Trump's shifts on NK, guns, health care create whiplash

Trump canceled the peace summit with North Korea, flipped on a healthcare plan, decided against taking on the NRA, and has a record of flipping on his decisions without warning. (Official White House Photo by Joyce N. Boghosian)

Trump canceled the peace summit with North Korea, flipped on a healthcare plan, decided against taking on the NRA, and has a record of flipping on his decisions without warning. (Official White House Photo by Joyce N. Boghosian)

WASHINGTON (AP) – From "Little Rocket Man" to the scheduling of a historic peace summit and back again, President Donald Trump's dizzying back-and-forth on North Korea is par for the course for a president who likes to keep his audience guessing. As Trump himself said Friday, "Everybody plays games."

Here's a look at Trump's big whiplash moments during negotiating deals in his 17 months in office:

'Mean' health care

After Trump punctuated nearly every campaign speech with vows to repeal and replace President Barack Obama's health care law, House Republicans in 2017 pushed through legislation that would do exactly that.

Surrounded by smiling Republicans in a Rose Garden ceremony, Trump hailed the bill's passage and called it a "great plan."

Just one month later though, he flipped. In a private meeting with Republican senators, he called the legislation "mean" and said the GOP needs to be "more generous."

The House bill would have cut Medicaid for low-income people and paved the way for insurance companies to charge people with pre-existing illnesses far higher rates than healthy customers, as well as boost prices for older people based on their age.

Trump's about-face on the bill confounded House Republicans who said they thought they were acting on the president's wishes and were left exposed to Democratic attack ads using Trump's own words against them.

"To call a bill that he pushed 'mean' leaves us scratching our heads," Rep. Dave Brat, R-Va., said at the time. Brat said he wondered whether Trump was just trying to "motivate" the Senate, which ultimately fell shy of enough votes to pass it.

It's 'OK' to fight the NRA

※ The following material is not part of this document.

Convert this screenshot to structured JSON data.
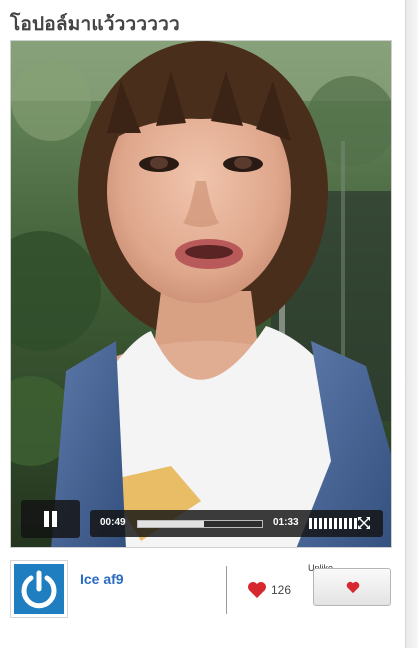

After the Florida high school shooting that left 17 dead, Trump declared he was willing to take on the National Rifle Association on gun legislation. Among his ideas was to limit assault rifle purchases to people older than 21 and stricter background checks.

"You guys, half of you are so afraid of the NRA," he told a group of state governors in February. "There's nothing to be afraid of. And you know what? If they're not with you, we have to fight them every once in a while. That's OK."

In a televised meeting with lawmakers the next day, Trump praised members of the gun lobby as "great patriots" but declared "that doesn't mean we have to agree on everything. It doesn't make sense that I have to wait until I'm 21 to get a handgun, but I can get this weapon at 18."

He then turned toward Sen. Pat Toomey, R-Pennsylvania, and questioned why previous gun control legislation did not include that provision. "You know why?" said Trump, answering his own question. "Because you're afraid of the NRA, right? Ha ha."

His statements stunned Republicans and the NRA, considering his embrace of their agenda throughout his campaign. But Trump's views eventually snapped back into line with the gun lobby, and earlier this month the president gave a rousing address to NRA members at their annual meeting.

"Your Second Amendment rights are under siege, but they will never, ever be under siege as long as I'm your president," he said.

'I'd love to see a shutdown'

Earlier this year, the Senate's top leaders were working furiously to stave off another government shutdown when Trump unexpectedly raised the possibility of orchestrating one so he could get what he wanted on immigration.

"I'd love to see a shutdown if we can't get this stuff taken care of," he said.

By mid-March, lawmakers had what they believed was a final $1.3 trillion deal, even though the bill didn't pay for Trump's border wall or address the fate of young immigrants known as "Dreamers." Lawmakers received assurances the president would still sign it, and Congress broke for recess.

With lawmakers out of town and most federal funding expiring at midnight, Trump tweeted that he was "considering" a veto because it didn't act on his immigration plan. He then announced a news conference that further fueled speculation, until a White House official told reporters anonymously that he would still sign the bill.

"I will never sign another bill like this again," he said.

'Everybody plays games'

Trump's Jell-O negotiating tactics were on display this week after he abruptly canceled his June 12 summit with North Korean Leader Kim Jong Un. After designating Singapore as the meeting spot, the White House ordered commemorative coins with the profiles of Trump and Kim to herald the "peace talks."

But shortly after a top North Korean foreign ministry official called Vice President Mike Pence a "political dummy," Trump backed out. The North Korean government then released a conciliatory statement, and Trump told reporters maybe the summit will happen after all – a series of events that unfolded in less than 48 hours.

"Everybody plays games," he quipped to reporters on Friday.

Republican Sen. Lindsey Graham of South Carolina, Trump's occasional golf partner, told NBC's "Today" show Friday that he believes the latest standoff will end sooner or later, possibly with U.S. military force.

"They think Trump is just like everybody else," Graham said. "He's not."